▶ _Task description_
Each record below needs to be copied out exactly as it stands.

▶ _Data to process_
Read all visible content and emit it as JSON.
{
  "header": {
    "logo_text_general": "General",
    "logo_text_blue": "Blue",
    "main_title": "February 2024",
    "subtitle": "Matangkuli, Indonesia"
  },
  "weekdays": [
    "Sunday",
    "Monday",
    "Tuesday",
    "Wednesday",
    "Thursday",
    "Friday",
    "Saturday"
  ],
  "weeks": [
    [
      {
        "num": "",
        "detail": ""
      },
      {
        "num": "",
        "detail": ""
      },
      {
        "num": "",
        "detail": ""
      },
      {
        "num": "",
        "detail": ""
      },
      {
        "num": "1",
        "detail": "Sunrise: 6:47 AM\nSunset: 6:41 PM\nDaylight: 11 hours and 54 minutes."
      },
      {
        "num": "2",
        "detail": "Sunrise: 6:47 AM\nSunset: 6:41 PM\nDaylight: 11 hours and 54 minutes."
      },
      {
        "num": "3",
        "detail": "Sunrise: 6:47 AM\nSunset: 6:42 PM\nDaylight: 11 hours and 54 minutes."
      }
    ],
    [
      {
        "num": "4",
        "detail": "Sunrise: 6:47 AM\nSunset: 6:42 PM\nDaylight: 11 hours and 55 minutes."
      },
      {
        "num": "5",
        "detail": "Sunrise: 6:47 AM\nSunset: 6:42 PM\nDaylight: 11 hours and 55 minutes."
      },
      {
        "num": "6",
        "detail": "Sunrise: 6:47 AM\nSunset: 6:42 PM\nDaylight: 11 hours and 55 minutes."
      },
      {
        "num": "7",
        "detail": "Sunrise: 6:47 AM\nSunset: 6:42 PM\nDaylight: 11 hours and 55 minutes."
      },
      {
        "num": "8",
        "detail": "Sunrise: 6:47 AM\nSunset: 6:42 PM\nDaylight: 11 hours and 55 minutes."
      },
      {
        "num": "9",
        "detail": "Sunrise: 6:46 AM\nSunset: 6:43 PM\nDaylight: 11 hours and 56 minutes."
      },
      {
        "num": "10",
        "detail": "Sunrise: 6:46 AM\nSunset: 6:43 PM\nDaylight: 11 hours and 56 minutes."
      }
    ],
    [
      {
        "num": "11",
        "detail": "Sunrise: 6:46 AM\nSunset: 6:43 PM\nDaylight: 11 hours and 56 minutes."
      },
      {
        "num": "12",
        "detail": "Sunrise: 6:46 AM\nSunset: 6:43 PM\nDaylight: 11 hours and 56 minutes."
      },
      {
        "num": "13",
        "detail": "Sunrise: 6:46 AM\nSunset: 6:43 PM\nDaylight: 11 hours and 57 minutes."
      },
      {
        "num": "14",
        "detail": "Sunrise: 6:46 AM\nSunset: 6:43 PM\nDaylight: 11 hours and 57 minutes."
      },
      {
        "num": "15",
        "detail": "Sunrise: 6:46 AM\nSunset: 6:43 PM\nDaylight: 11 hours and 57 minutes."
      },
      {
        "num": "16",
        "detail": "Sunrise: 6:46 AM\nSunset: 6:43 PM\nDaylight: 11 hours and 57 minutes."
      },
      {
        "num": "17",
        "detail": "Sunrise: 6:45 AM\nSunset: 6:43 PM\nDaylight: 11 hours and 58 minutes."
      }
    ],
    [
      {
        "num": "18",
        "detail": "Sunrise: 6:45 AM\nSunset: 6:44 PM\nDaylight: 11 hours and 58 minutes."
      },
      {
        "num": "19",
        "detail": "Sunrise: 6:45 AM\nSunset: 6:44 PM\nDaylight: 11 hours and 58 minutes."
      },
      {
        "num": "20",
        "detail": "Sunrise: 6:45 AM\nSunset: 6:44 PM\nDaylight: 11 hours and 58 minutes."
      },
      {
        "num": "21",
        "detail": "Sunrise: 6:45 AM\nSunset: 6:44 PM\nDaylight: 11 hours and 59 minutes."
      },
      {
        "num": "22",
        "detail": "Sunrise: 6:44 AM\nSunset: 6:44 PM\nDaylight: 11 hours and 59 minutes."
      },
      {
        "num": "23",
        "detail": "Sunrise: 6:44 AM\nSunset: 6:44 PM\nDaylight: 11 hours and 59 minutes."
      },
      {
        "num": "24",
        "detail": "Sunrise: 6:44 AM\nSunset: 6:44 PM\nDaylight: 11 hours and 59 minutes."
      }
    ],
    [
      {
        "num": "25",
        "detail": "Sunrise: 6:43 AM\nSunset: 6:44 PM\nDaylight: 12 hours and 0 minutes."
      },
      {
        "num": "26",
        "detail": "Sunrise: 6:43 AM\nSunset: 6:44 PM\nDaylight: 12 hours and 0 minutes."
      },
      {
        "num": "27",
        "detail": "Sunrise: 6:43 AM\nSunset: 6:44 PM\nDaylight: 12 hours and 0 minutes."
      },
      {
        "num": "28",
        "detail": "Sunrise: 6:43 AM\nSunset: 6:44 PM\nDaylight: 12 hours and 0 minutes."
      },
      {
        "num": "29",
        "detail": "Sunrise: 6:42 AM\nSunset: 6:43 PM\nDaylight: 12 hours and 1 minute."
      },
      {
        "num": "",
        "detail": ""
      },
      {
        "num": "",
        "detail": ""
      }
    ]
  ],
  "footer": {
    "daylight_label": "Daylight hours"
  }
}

▶ _Reply_
Read all visible content and emit it as JSON.
{
  "header": {
    "logo_text_general": "General",
    "logo_text_blue": "Blue",
    "main_title": "February 2024",
    "subtitle": "Matangkuli, Indonesia"
  },
  "weekdays": [
    "Sunday",
    "Monday",
    "Tuesday",
    "Wednesday",
    "Thursday",
    "Friday",
    "Saturday"
  ],
  "weeks": [
    [
      {
        "num": "",
        "detail": ""
      },
      {
        "num": "",
        "detail": ""
      },
      {
        "num": "",
        "detail": ""
      },
      {
        "num": "",
        "detail": ""
      },
      {
        "num": "1",
        "detail": "Sunrise: 6:47 AM\nSunset: 6:41 PM\nDaylight: 11 hours and 54 minutes."
      },
      {
        "num": "2",
        "detail": "Sunrise: 6:47 AM\nSunset: 6:41 PM\nDaylight: 11 hours and 54 minutes."
      },
      {
        "num": "3",
        "detail": "Sunrise: 6:47 AM\nSunset: 6:42 PM\nDaylight: 11 hours and 54 minutes."
      }
    ],
    [
      {
        "num": "4",
        "detail": "Sunrise: 6:47 AM\nSunset: 6:42 PM\nDaylight: 11 hours and 55 minutes."
      },
      {
        "num": "5",
        "detail": "Sunrise: 6:47 AM\nSunset: 6:42 PM\nDaylight: 11 hours and 55 minutes."
      },
      {
        "num": "6",
        "detail": "Sunrise: 6:47 AM\nSunset: 6:42 PM\nDaylight: 11 hours and 55 minutes."
      },
      {
        "num": "7",
        "detail": "Sunrise: 6:47 AM\nSunset: 6:42 PM\nDaylight: 11 hours and 55 minutes."
      },
      {
        "num": "8",
        "detail": "Sunrise: 6:47 AM\nSunset: 6:42 PM\nDaylight: 11 hours and 55 minutes."
      },
      {
        "num": "9",
        "detail": "Sunrise: 6:46 AM\nSunset: 6:43 PM\nDaylight: 11 hours and 56 minutes."
      },
      {
        "num": "10",
        "detail": "Sunrise: 6:46 AM\nSunset: 6:43 PM\nDaylight: 11 hours and 56 minutes."
      }
    ],
    [
      {
        "num": "11",
        "detail": "Sunrise: 6:46 AM\nSunset: 6:43 PM\nDaylight: 11 hours and 56 minutes."
      },
      {
        "num": "12",
        "detail": "Sunrise: 6:46 AM\nSunset: 6:43 PM\nDaylight: 11 hours and 56 minutes."
      },
      {
        "num": "13",
        "detail": "Sunrise: 6:46 AM\nSunset: 6:43 PM\nDaylight: 11 hours and 57 minutes."
      },
      {
        "num": "14",
        "detail": "Sunrise: 6:46 AM\nSunset: 6:43 PM\nDaylight: 11 hours and 57 minutes."
      },
      {
        "num": "15",
        "detail": "Sunrise: 6:46 AM\nSunset: 6:43 PM\nDaylight: 11 hours and 57 minutes."
      },
      {
        "num": "16",
        "detail": "Sunrise: 6:46 AM\nSunset: 6:43 PM\nDaylight: 11 hours and 57 minutes."
      },
      {
        "num": "17",
        "detail": "Sunrise: 6:45 AM\nSunset: 6:43 PM\nDaylight: 11 hours and 58 minutes."
      }
    ],
    [
      {
        "num": "18",
        "detail": "Sunrise: 6:45 AM\nSunset: 6:44 PM\nDaylight: 11 hours and 58 minutes."
      },
      {
        "num": "19",
        "detail": "Sunrise: 6:45 AM\nSunset: 6:44 PM\nDaylight: 11 hours and 58 minutes."
      },
      {
        "num": "20",
        "detail": "Sunrise: 6:45 AM\nSunset: 6:44 PM\nDaylight: 11 hours and 58 minutes."
      },
      {
        "num": "21",
        "detail": "Sunrise: 6:45 AM\nSunset: 6:44 PM\nDaylight: 11 hours and 59 minutes."
      },
      {
        "num": "22",
        "detail": "Sunrise: 6:44 AM\nSunset: 6:44 PM\nDaylight: 11 hours and 59 minutes."
      },
      {
        "num": "23",
        "detail": "Sunrise: 6:44 AM\nSunset: 6:44 PM\nDaylight: 11 hours and 59 minutes."
      },
      {
        "num": "24",
        "detail": "Sunrise: 6:44 AM\nSunset: 6:44 PM\nDaylight: 11 hours and 59 minutes."
      }
    ],
    [
      {
        "num": "25",
        "detail": "Sunrise: 6:43 AM\nSunset: 6:44 PM\nDaylight: 12 hours and 0 minutes."
      },
      {
        "num": "26",
        "detail": "Sunrise: 6:43 AM\nSunset: 6:44 PM\nDaylight: 12 hours and 0 minutes."
      },
      {
        "num": "27",
        "detail": "Sunrise: 6:43 AM\nSunset: 6:44 PM\nDaylight: 12 hours and 0 minutes."
      },
      {
        "num": "28",
        "detail": "Sunrise: 6:43 AM\nSunset: 6:44 PM\nDaylight: 12 hours and 0 minutes."
      },
      {
        "num": "29",
        "detail": "Sunrise: 6:42 AM\nSunset: 6:43 PM\nDaylight: 12 hours and 1 minute."
      },
      {
        "num": "",
        "detail": ""
      },
      {
        "num": "",
        "detail": ""
      }
    ]
  ],
  "footer": {
    "daylight_label": "Daylight hours"
  }
}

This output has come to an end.